I love that adulting is often about exposing ourselves to new viewpoints, which can in turn bring healing.
When I was a little girl, I remember one afternoon my great aunt was crying her heart out. My grandma went into the bedroom, shut the door, and was so gentle and comforting to her. But it was a such a worrying situation for me. Why was my aunt so sad? I can still remember her howls echoing through the hall.
Being older now, I can see another perspective that I didn’t have as that little one on the other side of the closed door. More mature me can see the situation for what it was: a typical spat in a marriage. I eventually found out that my uncle had frustrated my aunt to the point of tears. He had not murdered anyone, nor had he abused her. While he might have still been at fault, my auntie chose to express herself loudly (as some people do). But they made up later, and life continued.
And even if back then someone had sat me down and laid the situation out before me, I’m not sure I would have understood. I had yet to comprehend marriage relationships. But I sure understood crying.

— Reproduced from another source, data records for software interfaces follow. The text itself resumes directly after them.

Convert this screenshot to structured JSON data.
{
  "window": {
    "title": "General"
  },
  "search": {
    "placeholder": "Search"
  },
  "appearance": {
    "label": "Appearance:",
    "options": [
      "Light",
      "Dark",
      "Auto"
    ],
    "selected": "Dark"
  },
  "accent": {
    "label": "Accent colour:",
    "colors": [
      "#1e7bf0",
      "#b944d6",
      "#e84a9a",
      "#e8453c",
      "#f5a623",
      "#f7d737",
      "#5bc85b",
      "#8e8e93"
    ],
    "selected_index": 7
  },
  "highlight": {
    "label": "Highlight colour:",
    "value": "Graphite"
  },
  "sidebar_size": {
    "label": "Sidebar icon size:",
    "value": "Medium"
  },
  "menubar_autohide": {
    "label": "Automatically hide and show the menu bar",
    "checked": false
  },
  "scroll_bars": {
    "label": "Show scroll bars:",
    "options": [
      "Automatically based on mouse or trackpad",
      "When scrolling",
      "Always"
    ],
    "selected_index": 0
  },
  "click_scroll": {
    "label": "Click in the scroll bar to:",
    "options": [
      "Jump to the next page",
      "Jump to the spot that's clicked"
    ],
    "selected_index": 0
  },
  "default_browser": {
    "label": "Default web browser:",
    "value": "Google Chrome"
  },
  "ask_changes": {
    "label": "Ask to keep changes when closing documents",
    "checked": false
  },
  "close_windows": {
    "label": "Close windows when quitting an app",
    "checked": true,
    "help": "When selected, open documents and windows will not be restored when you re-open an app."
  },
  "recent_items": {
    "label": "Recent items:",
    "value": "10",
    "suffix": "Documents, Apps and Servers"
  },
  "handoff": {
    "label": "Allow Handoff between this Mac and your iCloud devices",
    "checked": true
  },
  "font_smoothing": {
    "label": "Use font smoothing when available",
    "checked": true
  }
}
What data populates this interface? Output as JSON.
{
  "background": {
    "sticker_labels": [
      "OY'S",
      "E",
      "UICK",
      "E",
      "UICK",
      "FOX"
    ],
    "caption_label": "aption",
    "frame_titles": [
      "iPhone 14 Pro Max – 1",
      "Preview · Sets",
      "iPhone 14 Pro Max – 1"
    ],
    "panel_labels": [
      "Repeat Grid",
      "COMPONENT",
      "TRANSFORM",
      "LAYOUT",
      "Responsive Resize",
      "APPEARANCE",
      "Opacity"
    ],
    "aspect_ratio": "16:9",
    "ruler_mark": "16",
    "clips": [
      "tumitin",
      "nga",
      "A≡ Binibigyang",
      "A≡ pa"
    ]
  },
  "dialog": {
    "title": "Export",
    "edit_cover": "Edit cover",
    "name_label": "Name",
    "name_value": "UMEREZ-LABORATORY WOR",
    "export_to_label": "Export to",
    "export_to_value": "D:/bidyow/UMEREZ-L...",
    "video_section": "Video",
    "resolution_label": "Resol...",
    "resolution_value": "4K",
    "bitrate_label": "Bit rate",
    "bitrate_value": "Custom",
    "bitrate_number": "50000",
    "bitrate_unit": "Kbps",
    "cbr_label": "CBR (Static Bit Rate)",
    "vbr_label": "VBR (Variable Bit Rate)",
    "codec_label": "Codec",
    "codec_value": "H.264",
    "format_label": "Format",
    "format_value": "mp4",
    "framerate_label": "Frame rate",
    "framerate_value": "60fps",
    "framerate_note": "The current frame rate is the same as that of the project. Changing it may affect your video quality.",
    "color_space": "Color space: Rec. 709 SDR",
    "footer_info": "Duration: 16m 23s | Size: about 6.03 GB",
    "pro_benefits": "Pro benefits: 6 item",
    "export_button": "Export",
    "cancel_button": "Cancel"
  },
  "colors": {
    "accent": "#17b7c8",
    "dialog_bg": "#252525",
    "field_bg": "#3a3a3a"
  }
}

Yes, life can get scarier as we get older. All we need to do is read the news, and we can learn about terrible things that we hoped weren’t happening but are. There are many, many reasons to weep.
Yet, as a small reprieve we also learn that some of the scary isn’t as scary as we thought. In my case, my crying auntie was going to be just fine. Because while crying can be incredibly sad, crying can be therapeutic. Crying can bring relief. And crying be healing.
Creator of Love, Auntie.